Dataset entries
|---|

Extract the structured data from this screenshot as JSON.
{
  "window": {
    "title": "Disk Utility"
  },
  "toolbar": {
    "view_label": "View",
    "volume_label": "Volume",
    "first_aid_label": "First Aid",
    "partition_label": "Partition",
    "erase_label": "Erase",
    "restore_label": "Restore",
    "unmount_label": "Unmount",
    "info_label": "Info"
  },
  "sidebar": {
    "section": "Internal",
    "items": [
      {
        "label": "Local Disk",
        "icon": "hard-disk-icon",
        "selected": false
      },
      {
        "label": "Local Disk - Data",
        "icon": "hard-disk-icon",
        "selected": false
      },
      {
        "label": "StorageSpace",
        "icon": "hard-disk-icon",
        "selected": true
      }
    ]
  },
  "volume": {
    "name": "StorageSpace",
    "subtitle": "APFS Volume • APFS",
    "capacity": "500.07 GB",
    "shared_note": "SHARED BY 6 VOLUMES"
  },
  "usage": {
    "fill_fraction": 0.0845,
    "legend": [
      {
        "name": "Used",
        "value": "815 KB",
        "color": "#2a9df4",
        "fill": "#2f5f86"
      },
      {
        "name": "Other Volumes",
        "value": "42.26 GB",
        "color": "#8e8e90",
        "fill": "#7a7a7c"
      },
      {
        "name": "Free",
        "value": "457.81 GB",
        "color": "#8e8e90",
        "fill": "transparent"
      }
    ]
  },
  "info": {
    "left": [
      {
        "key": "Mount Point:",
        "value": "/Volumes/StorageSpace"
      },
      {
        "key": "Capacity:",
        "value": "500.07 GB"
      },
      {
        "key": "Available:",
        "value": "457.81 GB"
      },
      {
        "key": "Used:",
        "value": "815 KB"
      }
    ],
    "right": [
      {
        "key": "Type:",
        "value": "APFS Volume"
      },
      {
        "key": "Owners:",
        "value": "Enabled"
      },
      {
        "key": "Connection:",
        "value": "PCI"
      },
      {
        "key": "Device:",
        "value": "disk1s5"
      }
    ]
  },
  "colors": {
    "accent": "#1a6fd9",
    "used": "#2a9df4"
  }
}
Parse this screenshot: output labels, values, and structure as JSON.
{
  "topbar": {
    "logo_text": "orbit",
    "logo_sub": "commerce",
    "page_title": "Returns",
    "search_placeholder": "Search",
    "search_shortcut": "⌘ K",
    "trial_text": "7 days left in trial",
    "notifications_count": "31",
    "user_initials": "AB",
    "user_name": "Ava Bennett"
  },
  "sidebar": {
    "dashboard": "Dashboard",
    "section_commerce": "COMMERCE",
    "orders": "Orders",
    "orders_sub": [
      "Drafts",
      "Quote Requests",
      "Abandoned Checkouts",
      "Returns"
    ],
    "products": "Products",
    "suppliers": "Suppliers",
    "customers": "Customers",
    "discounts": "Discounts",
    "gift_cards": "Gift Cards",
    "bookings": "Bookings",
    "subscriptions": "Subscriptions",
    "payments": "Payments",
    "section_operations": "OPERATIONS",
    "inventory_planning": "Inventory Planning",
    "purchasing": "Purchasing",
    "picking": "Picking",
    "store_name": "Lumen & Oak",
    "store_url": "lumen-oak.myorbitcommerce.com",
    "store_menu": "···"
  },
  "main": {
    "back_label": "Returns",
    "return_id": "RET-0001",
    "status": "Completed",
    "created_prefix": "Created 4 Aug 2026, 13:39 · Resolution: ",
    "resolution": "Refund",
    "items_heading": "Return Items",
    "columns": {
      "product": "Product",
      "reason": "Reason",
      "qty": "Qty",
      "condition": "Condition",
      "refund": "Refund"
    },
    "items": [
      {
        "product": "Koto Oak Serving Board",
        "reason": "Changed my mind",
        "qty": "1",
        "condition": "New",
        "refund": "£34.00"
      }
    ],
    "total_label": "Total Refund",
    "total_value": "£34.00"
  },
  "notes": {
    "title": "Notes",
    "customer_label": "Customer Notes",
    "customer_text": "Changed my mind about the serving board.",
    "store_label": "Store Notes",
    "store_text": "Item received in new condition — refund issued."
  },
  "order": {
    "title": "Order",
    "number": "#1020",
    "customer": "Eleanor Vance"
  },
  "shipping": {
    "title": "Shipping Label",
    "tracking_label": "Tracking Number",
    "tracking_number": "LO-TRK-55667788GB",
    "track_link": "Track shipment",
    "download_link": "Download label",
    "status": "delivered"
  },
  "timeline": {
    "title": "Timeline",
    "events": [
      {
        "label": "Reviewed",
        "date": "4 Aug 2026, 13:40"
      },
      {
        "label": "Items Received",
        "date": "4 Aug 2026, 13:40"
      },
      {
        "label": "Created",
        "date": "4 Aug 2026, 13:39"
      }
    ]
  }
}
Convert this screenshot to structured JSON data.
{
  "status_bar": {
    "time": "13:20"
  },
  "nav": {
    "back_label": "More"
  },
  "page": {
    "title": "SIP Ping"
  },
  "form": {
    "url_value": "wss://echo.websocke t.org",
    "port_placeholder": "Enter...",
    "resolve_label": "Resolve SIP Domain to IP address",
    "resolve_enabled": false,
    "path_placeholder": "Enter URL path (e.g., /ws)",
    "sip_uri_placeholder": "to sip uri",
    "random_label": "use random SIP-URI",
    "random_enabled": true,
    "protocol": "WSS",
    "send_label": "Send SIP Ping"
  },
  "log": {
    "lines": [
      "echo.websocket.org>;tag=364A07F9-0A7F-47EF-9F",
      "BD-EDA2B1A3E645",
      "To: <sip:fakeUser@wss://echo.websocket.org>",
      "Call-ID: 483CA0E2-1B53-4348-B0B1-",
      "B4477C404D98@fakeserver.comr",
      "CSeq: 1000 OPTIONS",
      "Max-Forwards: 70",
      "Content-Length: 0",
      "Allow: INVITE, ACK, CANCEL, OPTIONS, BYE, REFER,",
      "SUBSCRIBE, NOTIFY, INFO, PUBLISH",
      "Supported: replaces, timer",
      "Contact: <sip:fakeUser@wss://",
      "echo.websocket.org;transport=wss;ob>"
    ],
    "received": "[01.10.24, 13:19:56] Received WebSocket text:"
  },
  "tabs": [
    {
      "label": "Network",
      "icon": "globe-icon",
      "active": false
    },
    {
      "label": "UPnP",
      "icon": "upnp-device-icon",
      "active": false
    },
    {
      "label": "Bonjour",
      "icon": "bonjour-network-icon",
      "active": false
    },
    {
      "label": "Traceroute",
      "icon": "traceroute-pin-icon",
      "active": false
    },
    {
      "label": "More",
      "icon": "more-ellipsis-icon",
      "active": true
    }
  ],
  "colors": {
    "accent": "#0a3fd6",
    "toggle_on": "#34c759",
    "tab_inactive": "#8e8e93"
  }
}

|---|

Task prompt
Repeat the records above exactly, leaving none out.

Exercise output
Extract the structured data from this screenshot as JSON.
{
  "window": {
    "title": "Disk Utility"
  },
  "toolbar": {
    "view_label": "View",
    "volume_label": "Volume",
    "first_aid_label": "First Aid",
    "partition_label": "Partition",
    "erase_label": "Erase",
    "restore_label": "Restore",
    "unmount_label": "Unmount",
    "info_label": "Info"
  },
  "sidebar": {
    "section": "Internal",
    "items": [
      {
        "label": "Local Disk",
        "icon": "hard-disk-icon",
        "selected": false
      },
      {
        "label": "Local Disk - Data",
        "icon": "hard-disk-icon",
        "selected": false
      },
      {
        "label": "StorageSpace",
        "icon": "hard-disk-icon",
        "selected": true
      }
    ]
  },
  "volume": {
    "name": "StorageSpace",
    "subtitle": "APFS Volume • APFS",
    "capacity": "500.07 GB",
    "shared_note": "SHARED BY 6 VOLUMES"
  },
  "usage": {
    "fill_fraction": 0.0845,
    "legend": [
      {
        "name": "Used",
        "value": "815 KB",
        "color": "#2a9df4",
        "fill": "#2f5f86"
      },
      {
        "name": "Other Volumes",
        "value": "42.26 GB",
        "color": "#8e8e90",
        "fill": "#7a7a7c"
      },
      {
        "name": "Free",
        "value": "457.81 GB",
        "color": "#8e8e90",
        "fill": "transparent"
      }
    ]
  },
  "info": {
    "left": [
      {
        "key": "Mount Point:",
        "value": "/Volumes/StorageSpace"
      },
      {
        "key": "Capacity:",
        "value": "500.07 GB"
      },
      {
        "key": "Available:",
        "value": "457.81 GB"
      },
      {
        "key": "Used:",
        "value": "815 KB"
      }
    ],
    "right": [
      {
        "key": "Type:",
        "value": "APFS Volume"
      },
      {
        "key": "Owners:",
        "value": "Enabled"
      },
      {
        "key": "Connection:",
        "value": "PCI"
      },
      {
        "key": "Device:",
        "value": "disk1s5"
      }
    ]
  },
  "colors": {
    "accent": "#1a6fd9",
    "used": "#2a9df4"
  }
}
Parse this screenshot: output labels, values, and structure as JSON.
{
  "topbar": {
    "logo_text": "orbit",
    "logo_sub": "commerce",
    "page_title": "Returns",
    "search_placeholder": "Search",
    "search_shortcut": "⌘ K",
    "trial_text": "7 days left in trial",
    "notifications_count": "31",
    "user_initials": "AB",
    "user_name": "Ava Bennett"
  },
  "sidebar": {
    "dashboard": "Dashboard",
    "section_commerce": "COMMERCE",
    "orders": "Orders",
    "orders_sub": [
      "Drafts",
      "Quote Requests",
      "Abandoned Checkouts",
      "Returns"
    ],
    "products": "Products",
    "suppliers": "Suppliers",
    "customers": "Customers",
    "discounts": "Discounts",
    "gift_cards": "Gift Cards",
    "bookings": "Bookings",
    "subscriptions": "Subscriptions",
    "payments": "Payments",
    "section_operations": "OPERATIONS",
    "inventory_planning": "Inventory Planning",
    "purchasing": "Purchasing",
    "picking": "Picking",
    "store_name": "Lumen & Oak",
    "store_url": "lumen-oak.myorbitcommerce.com",
    "store_menu": "···"
  },
  "main": {
    "back_label": "Returns",
    "return_id": "RET-0001",
    "status": "Completed",
    "created_prefix": "Created 4 Aug 2026, 13:39 · Resolution: ",
    "resolution": "Refund",
    "items_heading": "Return Items",
    "columns": {
      "product": "Product",
      "reason": "Reason",
      "qty": "Qty",
      "condition": "Condition",
      "refund": "Refund"
    },
    "items": [
      {
        "product": "Koto Oak Serving Board",
        "reason": "Changed my mind",
        "qty": "1",
        "condition": "New",
        "refund": "£34.00"
      }
    ],
    "total_label": "Total Refund",
    "total_value": "£34.00"
  },
  "notes": {
    "title": "Notes",
    "customer_label": "Customer Notes",
    "customer_text": "Changed my mind about the serving board.",
    "store_label": "Store Notes",
    "store_text": "Item received in new condition — refund issued."
  },
  "order": {
    "title": "Order",
    "number": "#1020",
    "customer": "Eleanor Vance"
  },
  "shipping": {
    "title": "Shipping Label",
    "tracking_label": "Tracking Number",
    "tracking_number": "LO-TRK-55667788GB",
    "track_link": "Track shipment",
    "download_link": "Download label",
    "status": "delivered"
  },
  "timeline": {
    "title": "Timeline",
    "events": [
      {
        "label": "Reviewed",
        "date": "4 Aug 2026, 13:40"
      },
      {
        "label": "Items Received",
        "date": "4 Aug 2026, 13:40"
      },
      {
        "label": "Created",
        "date": "4 Aug 2026, 13:39"
      }
    ]
  }
}
Convert this screenshot to structured JSON data.
{
  "status_bar": {
    "time": "13:20"
  },
  "nav": {
    "back_label": "More"
  },
  "page": {
    "title": "SIP Ping"
  },
  "form": {
    "url_value": "wss://echo.websocke t.org",
    "port_placeholder": "Enter...",
    "resolve_label": "Resolve SIP Domain to IP address",
    "resolve_enabled": false,
    "path_placeholder": "Enter URL path (e.g., /ws)",
    "sip_uri_placeholder": "to sip uri",
    "random_label": "use random SIP-URI",
    "random_enabled": true,
    "protocol": "WSS",
    "send_label": "Send SIP Ping"
  },
  "log": {
    "lines": [
      "echo.websocket.org>;tag=364A07F9-0A7F-47EF-9F",
      "BD-EDA2B1A3E645",
      "To: <sip:fakeUser@wss://echo.websocket.org>",
      "Call-ID: 483CA0E2-1B53-4348-B0B1-",
      "B4477C404D98@fakeserver.comr",
      "CSeq: 1000 OPTIONS",
      "Max-Forwards: 70",
      "Content-Length: 0",
      "Allow: INVITE, ACK, CANCEL, OPTIONS, BYE, REFER,",
      "SUBSCRIBE, NOTIFY, INFO, PUBLISH",
      "Supported: replaces, timer",
      "Contact: <sip:fakeUser@wss://",
      "echo.websocket.org;transport=wss;ob>"
    ],
    "received": "[01.10.24, 13:19:56] Received WebSocket text:"
  },
  "tabs": [
    {
      "label": "Network",
      "icon": "globe-icon",
      "active": false
    },
    {
      "label": "UPnP",
      "icon": "upnp-device-icon",
      "active": false
    },
    {
      "label": "Bonjour",
      "icon": "bonjour-network-icon",
      "active": false
    },
    {
      "label": "Traceroute",
      "icon": "traceroute-pin-icon",
      "active": false
    },
    {
      "label": "More",
      "icon": "more-ellipsis-icon",
      "active": true
    }
  ],
  "colors": {
    "accent": "#0a3fd6",
    "toggle_on": "#34c759",
    "tab_inactive": "#8e8e93"
  }
}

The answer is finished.